Reader Opinion: Greenhouse gases
The author of the April 7 letter, "Wrong facts on climate," objects to my using the term "heat carrying capacity" in my March 31 letter. He says: "It turns out carbon dioxide and other greenhouse gases don't heat the planet because they have a la...
The author of the April 7 letter, "Wrong facts on climate," objects to my using the term "heat carrying capacity" in my March 31 letter. He says: "It turns out carbon dioxide and other greenhouse gases don't heat the planet because they have a large 'heat carrying capacity.' Rather, they heat the planet because they selectively transmit short-wavelength sunlight yet block long-wavelength infrared emission."
Should I have said heat "absorption" capacity? Does it matter? A typical definition of "greenhouse effect" is that the sun's light warms the surface of the earth which then emits heat in the form of infrared thermal radiation. Infrared radiation is then "absorbed" by greenhouse gases in the atmosphere, which in turn re-radiate infrared in all directions, some of which goes back to earth.
When I said: "Picture all the gases in the atmosphere as a hundred-story building; the carbon dioxide gas made by man amounts to the thickness of the linoleum on the first floor," it was to show how miniscule man's CO2 contribution really is to the problem. This is somewhat similar to what geo-engineering scientists said at the February AAAS conference in San Jose: "We may have to look at ways of blocking the sun's rays to cool the planet." And that: "... even if we completely stopped carbon dioxide emissions today, the earth will continue warming over the next several decades." They suggested sending particles up into the atmosphere to do the blocking.
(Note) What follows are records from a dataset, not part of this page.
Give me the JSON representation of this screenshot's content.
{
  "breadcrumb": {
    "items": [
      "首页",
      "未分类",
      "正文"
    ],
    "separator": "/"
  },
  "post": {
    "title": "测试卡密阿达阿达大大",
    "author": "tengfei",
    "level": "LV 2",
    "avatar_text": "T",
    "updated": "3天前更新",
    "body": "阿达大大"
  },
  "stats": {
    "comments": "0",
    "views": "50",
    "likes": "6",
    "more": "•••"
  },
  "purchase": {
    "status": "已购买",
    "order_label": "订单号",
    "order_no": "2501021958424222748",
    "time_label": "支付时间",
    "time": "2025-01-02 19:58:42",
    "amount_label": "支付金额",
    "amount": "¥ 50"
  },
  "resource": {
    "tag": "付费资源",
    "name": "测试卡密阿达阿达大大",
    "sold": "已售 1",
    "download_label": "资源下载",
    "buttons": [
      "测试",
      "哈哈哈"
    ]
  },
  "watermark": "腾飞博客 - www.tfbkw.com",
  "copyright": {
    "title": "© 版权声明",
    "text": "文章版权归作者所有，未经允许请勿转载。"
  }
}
We know for fact this process works - witness Mother Nature's own emissions, i.e. Mt. Tambora in 1815, which blasted so much particulate matter into the atmosphere that it caused the disastrous 'year without summer" in the northern hemisphere in 1816. Scientists are just looking at ways of doing this in a controlled manner for regional applications.